07 April 2014
I am itching to go to France, to Europe, again. Actually, I really want to do what I did as recently as 2001, just before 9/11: Buy the cheapest round-trip ticket to Paris I can find, bring my bike with me and decide where I’m going to ride once I get there.
The first time I did that, I didn’t come back for a long, long time. (Actually, I bought an open-ended round-trip ticket to London. Are such things still available?) I rode through the English countryside to Dover and took the ferry to Calais, from which I rode through Belgium, the Netherlands and back into France, where I stayed for as long as I could. Other times, I pedaled to Italy, Spain, Germany, Switzerland or the Netherlands and back.
When I took such trips—even the first, my first outside North America—I never felt like a tourist. Even though my French—or, for that matter, English-- wasn’t nearly as good as I thought it was after the classes I took, I felt (with much justification, I believe) I was experiencing the countries, the cultures and all of the architecture and art I’d seen in books and classrooms in ways that those who followed trails emblazoned with American Express signs never could.
On the other hand, when I went to Prague three years ago, I knew I was a tourist. It didn’t have anything to do with the way people treated me; for that matter, it didn’t even have to do with the fact that I knew nothing of the Czech language. Many residents of Prague speak German—of which I know a little-- nearly as well as they speak their own language, which is not a surprise when you consider that the area’s history. And I found it surprisingly easy to find people who spoke English, or even French. But I stayed in a hotel and rented a bike which while, enjoyable enough to ride, was nothing like the ones I brought with me on previous trips. In contrast, in all of my other trips, I usually stayed in hostels. Sometimes I’d camp, and once in a while I’d stay in a pension or inexpensive hotel if the other options weren’t available or I was too tired or lost to find them—or I simply wanted to treat myself.
During the first years of my gender transition, I wasn’t thinking about taking a trip like the ones I took every other year or so. Then, for a few years, I told myself I didn’t want to take such trips—or so I told myself—because I saw them as part of my life as a male being, which I was leaving in my past. I also figured that I couldn’t take such trips, which I usually did alone, because I believed that travelling solo as a woman would not be safe.
But I realize that other women have taken bike or other trips by themselves. More important, I think I still have the same ability to function on my own that I had when I was younger, and male. If anything, I can function better on my own, in part because I have a better sense of when I need to ask for help, or when I want to do things with other people.

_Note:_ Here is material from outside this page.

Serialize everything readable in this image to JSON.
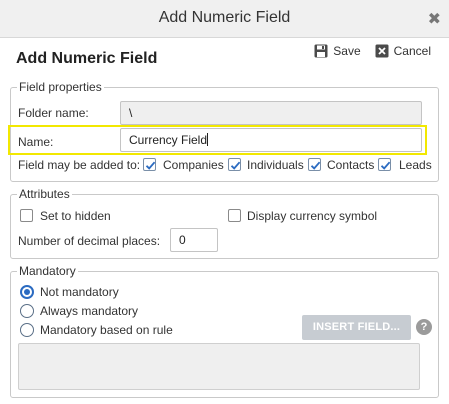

Now I see two barriers to doing a trip like the ones I did in my youth. One is cost. The past few years have been more difficult for me, financially, than those years of my 20’s, 30’s and early 40’s. Even if my income were keeping pace with the kind of money I made in those days—or if I came upon the serendipities that sometimes came my way—it would be harder to take such a trip because it’s much more expensive. Back in the day, my biggest expense was the plane fare: Once I got to Europe, I could live cheaply and relatively well, even when exchange rates weren’t so favorable to the dollar. But, since the introduction of the Euro, everything has gotten much more expensive. Europeans I know say as much.
The other is that I wasn’t in the kind of physical condition I was in those days. Some people have told me it’s to be expected, simply because my age. Also, more than a decade of taking hormones and my surgery left me with less physical strength and endurance than I had in those days. Plus, as much as I love cycling, I don’t do as much of it as I did in those days. That, of course, may have something to do with my physical changes.
Still, I would love to take the sort of trip I used to take, and to experience it as the person I am now. Some might say that’s an unrealistic hope. But, until someone can show me that it’s empirically impossible, I’ll continue to hold out such a hope—and to do what I can to prepare for such a trip.